Date of Award
Doctor of Philosophy (PhD)
Benjamin A. Garcia
Recent studies have identified recurrent mutations affecting the activity of polycomb repressive complex 2 (PRC2) in a variety of human tumors. These genetic lesions include point mutations in histone genes (as in pediatric high-grade glioma; pHGG), homozygous loss of core PRC2 subunits (as in malignant peripheral nerve sheath tumor; MPNST), or chromosomal translocations affecting PRC2 subunits (as in endometrial stromal sarcoma; ESS). The overarching hypothesis of this work was that the integration of histone modification and proteome analysis with available molecular diagnostic information would lead to an improved understanding of oncogenic mechanisms and reveal new immunohistochemistry (IHC) targets. We examined both artificial model systems and patient-derived cell lines to explore the consequences of these mutations, and we also developed a novel method to extract protein from formalin-fixed paraffin-embedded (FFPE) tumor tissue to enable characterization of archival specimens for which model systems are not widely available. We report that in pHGG, the oncogenic mechanism of histone H3 K27M mutation is related to a decrease in H3 K27me3 and an increase in H3 K27ac, but, critically, the H3 K27M mutation does not render the PRC2 complex inactive. In MPNST, SUZ12 or EED loss leads to a complete loss of H3 K27me3 as well as H3 K27me2, as well as a gain of H3 K27ac. The report of H3 K27me2 loss in MPNST is novel and appears to be disease-specific, and consequently represents the best IHC target to date to reliably distinguish MPNST from histologic mimics. The new FFPE workflow we developed enables faithful characterization of archival tissue samples, potentially beginning a new era of translational proteomics research. Finally, we report that in ESS, the JAZF1-SUZ12 does not lead to global PRC2 dysfunction, but may instead cause a mislocalization of PRC2 on chromatin, leading to derepression of PRC2 targets such as EMILIN3. Indeed, EMILIN3 appears to be a promising IHC marker for the differentiation of ESS from its closest histologic mimic highly cellular leiomyoma (HCL). Collectively, this body of work demonstrates the value of combining proteomic and immunohistochemical analysis of model systems and pathology specimens for translational cancer epigenetics research.
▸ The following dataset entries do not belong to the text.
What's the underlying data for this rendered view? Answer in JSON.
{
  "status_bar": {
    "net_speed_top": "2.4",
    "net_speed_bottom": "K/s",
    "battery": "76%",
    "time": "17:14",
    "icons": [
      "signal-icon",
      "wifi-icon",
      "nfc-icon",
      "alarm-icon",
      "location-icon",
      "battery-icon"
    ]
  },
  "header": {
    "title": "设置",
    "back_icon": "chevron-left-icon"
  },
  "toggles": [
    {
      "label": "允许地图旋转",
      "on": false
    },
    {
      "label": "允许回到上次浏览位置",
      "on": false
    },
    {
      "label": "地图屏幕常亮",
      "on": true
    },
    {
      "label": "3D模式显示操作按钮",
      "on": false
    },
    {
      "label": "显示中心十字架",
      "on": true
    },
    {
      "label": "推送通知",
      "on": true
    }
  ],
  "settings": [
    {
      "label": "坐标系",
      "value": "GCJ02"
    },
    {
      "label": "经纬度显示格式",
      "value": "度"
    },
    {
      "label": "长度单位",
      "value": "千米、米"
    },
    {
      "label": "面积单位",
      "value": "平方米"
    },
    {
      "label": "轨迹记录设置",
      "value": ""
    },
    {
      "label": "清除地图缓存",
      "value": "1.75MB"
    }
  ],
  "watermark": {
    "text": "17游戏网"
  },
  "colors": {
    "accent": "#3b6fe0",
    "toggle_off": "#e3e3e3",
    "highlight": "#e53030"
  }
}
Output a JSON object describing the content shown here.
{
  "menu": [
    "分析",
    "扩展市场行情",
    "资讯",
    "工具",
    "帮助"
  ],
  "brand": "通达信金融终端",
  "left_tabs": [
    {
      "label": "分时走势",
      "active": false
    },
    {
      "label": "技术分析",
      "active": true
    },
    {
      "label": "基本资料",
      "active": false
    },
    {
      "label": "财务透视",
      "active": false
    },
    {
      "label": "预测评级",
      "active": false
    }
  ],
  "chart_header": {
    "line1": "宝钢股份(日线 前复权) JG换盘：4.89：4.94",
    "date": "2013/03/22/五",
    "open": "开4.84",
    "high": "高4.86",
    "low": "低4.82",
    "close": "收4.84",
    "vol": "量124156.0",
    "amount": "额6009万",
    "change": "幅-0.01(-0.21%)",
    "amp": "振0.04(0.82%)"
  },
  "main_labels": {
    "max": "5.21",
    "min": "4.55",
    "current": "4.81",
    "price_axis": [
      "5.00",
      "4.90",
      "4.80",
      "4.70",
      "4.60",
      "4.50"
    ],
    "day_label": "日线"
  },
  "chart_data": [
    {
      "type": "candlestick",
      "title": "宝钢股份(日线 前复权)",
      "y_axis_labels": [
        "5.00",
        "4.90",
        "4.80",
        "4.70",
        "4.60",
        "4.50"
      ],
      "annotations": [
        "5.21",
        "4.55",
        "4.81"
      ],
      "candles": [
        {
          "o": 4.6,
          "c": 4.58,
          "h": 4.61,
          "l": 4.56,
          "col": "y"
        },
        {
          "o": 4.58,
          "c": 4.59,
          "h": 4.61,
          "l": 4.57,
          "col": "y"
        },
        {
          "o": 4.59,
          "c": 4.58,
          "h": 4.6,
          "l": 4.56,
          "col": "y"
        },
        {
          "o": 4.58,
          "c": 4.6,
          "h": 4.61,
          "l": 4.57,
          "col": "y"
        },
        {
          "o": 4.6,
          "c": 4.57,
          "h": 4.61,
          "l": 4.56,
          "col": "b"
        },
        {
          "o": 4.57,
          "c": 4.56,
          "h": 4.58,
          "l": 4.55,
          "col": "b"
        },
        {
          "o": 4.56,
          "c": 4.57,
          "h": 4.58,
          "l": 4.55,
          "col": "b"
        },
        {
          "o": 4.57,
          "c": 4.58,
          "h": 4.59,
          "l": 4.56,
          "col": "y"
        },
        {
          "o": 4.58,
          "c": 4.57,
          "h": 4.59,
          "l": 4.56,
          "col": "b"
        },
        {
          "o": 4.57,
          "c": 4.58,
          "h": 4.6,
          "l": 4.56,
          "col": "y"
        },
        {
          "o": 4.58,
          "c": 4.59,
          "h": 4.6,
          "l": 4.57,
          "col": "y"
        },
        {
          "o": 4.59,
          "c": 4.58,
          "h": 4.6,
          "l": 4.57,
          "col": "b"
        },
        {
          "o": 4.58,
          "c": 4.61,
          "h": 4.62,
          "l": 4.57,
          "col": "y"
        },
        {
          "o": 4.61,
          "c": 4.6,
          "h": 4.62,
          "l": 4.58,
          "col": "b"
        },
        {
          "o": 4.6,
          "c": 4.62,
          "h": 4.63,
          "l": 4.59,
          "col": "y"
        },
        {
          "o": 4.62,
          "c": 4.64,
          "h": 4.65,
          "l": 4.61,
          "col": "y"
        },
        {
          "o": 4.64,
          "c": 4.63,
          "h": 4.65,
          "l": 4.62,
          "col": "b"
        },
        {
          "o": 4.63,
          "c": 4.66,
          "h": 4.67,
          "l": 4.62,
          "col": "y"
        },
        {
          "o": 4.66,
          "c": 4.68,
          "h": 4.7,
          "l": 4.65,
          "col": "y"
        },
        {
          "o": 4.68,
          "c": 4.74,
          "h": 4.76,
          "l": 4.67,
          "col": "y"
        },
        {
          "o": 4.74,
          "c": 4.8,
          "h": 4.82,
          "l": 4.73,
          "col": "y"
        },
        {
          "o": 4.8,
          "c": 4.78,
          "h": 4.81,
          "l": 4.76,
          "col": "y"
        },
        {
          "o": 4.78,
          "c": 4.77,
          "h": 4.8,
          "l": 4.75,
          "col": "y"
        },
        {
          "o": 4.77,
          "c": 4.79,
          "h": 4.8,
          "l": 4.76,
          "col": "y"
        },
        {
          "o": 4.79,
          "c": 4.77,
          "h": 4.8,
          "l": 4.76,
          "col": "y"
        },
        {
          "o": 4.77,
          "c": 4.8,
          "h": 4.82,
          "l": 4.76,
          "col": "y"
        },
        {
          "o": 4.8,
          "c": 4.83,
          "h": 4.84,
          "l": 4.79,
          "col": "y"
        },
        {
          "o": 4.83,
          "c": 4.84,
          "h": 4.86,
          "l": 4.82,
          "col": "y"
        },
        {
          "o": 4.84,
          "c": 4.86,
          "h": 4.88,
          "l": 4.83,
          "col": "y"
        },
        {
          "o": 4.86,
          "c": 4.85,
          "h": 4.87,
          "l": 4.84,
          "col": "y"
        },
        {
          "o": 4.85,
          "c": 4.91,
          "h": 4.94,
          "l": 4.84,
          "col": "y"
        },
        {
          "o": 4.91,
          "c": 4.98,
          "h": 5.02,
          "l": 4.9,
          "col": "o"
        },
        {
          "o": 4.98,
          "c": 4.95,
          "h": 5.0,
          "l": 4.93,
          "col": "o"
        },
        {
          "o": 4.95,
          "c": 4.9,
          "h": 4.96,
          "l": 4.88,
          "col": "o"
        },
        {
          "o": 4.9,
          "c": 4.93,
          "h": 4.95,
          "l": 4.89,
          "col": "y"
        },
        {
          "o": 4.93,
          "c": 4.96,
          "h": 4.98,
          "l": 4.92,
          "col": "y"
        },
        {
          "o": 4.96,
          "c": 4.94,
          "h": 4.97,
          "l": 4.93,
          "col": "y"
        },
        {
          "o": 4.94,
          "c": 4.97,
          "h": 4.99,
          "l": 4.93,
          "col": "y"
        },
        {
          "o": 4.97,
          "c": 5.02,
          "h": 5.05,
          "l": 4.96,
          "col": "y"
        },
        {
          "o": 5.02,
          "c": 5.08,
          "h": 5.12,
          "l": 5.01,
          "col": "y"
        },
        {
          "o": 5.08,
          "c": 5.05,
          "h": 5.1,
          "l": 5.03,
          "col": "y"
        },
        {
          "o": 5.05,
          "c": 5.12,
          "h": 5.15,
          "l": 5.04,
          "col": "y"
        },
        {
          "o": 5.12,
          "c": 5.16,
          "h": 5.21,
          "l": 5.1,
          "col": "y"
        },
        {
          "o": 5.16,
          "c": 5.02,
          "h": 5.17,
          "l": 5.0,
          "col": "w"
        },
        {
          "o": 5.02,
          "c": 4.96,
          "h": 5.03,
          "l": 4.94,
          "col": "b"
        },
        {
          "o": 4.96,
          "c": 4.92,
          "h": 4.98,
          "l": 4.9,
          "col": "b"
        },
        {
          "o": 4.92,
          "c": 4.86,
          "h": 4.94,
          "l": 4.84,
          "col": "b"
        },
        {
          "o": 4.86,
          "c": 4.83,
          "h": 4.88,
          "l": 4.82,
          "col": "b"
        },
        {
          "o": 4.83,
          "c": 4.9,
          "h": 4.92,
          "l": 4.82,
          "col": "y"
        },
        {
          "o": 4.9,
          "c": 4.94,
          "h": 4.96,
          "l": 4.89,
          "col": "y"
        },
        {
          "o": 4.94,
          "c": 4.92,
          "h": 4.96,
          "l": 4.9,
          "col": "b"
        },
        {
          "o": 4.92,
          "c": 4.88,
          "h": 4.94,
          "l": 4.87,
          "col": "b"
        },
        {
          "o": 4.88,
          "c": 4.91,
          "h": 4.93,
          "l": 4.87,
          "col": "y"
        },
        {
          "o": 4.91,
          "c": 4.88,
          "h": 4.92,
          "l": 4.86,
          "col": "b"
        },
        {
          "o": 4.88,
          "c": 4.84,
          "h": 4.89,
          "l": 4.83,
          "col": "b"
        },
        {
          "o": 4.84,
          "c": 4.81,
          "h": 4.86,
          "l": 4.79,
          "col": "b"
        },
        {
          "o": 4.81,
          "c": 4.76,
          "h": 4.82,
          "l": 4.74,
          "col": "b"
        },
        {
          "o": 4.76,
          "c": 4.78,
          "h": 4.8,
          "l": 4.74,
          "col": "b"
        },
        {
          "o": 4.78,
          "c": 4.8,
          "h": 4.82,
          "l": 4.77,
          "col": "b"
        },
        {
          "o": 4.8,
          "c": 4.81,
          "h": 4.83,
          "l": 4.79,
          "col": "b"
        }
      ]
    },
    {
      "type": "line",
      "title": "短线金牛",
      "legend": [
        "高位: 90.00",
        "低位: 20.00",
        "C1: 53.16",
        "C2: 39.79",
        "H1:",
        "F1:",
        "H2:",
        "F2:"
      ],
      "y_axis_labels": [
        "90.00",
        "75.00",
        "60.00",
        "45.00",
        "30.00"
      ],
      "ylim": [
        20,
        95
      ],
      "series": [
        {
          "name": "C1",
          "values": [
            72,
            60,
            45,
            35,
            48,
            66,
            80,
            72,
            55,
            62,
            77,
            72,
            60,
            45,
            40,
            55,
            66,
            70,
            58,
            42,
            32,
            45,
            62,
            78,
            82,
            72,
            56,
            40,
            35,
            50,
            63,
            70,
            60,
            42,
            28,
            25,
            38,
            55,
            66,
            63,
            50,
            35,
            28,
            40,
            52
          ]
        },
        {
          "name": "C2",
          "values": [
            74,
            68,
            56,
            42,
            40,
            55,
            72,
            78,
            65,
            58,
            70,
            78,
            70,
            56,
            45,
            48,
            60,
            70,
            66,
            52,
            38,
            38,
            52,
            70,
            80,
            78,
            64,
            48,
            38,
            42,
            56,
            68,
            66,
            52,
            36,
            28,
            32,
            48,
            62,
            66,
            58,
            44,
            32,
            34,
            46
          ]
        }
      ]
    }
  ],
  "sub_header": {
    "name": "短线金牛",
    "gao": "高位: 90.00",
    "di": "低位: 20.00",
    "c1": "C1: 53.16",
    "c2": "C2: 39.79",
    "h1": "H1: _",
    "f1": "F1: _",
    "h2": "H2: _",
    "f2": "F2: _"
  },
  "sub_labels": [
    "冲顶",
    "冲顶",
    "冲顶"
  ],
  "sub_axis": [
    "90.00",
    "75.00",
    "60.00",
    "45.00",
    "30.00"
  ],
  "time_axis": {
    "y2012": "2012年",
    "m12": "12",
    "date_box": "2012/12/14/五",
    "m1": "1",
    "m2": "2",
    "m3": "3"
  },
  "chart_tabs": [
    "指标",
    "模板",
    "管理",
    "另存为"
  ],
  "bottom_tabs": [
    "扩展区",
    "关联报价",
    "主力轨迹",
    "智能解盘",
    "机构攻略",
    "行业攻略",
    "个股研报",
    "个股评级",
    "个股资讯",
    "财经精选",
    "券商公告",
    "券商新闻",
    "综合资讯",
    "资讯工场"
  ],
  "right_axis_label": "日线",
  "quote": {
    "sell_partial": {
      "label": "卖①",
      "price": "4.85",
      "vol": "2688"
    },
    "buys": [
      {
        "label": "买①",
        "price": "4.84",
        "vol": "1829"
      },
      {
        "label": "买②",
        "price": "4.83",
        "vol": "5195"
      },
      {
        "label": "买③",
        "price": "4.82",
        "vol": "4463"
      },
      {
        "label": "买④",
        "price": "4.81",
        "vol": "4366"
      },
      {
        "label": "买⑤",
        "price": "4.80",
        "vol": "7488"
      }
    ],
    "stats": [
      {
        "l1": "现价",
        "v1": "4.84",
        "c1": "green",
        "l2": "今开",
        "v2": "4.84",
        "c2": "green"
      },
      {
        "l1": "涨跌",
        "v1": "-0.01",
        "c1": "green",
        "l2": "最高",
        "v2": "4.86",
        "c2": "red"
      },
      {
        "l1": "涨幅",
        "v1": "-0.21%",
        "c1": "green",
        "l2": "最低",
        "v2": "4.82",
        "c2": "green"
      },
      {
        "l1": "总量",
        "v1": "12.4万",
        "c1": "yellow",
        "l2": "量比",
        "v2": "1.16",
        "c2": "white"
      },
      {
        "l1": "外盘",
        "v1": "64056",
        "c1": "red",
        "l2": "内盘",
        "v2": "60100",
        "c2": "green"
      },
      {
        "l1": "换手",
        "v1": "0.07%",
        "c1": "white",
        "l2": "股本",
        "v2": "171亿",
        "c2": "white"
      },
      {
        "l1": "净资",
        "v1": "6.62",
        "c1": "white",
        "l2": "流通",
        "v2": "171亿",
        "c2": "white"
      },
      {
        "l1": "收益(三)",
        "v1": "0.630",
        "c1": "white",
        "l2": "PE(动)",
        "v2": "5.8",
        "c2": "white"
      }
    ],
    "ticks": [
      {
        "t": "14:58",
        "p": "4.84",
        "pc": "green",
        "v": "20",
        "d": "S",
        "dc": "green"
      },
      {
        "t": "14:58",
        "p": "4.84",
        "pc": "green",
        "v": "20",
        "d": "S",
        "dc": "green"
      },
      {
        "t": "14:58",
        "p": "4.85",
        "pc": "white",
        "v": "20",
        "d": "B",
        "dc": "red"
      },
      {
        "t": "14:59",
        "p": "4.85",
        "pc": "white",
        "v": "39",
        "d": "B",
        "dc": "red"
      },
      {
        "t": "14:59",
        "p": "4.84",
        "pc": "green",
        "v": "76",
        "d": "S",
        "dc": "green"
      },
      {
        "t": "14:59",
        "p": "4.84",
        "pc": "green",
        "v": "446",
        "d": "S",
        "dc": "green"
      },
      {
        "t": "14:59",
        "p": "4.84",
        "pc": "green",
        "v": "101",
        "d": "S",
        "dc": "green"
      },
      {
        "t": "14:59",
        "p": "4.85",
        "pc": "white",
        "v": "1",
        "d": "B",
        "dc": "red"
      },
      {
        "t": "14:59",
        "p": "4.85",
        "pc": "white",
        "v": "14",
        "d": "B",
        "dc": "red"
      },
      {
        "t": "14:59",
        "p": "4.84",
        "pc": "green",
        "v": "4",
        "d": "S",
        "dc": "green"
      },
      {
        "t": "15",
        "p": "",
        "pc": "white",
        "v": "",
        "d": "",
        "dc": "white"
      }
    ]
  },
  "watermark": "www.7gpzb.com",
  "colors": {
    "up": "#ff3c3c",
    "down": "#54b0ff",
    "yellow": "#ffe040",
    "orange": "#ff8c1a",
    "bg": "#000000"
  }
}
Marchione, Dylan M., "The Intersection Of Proteomics And Pathology For Translational Cancer Epigenetics Research" (2019). Publicly Accessible Penn Dissertations. 3626.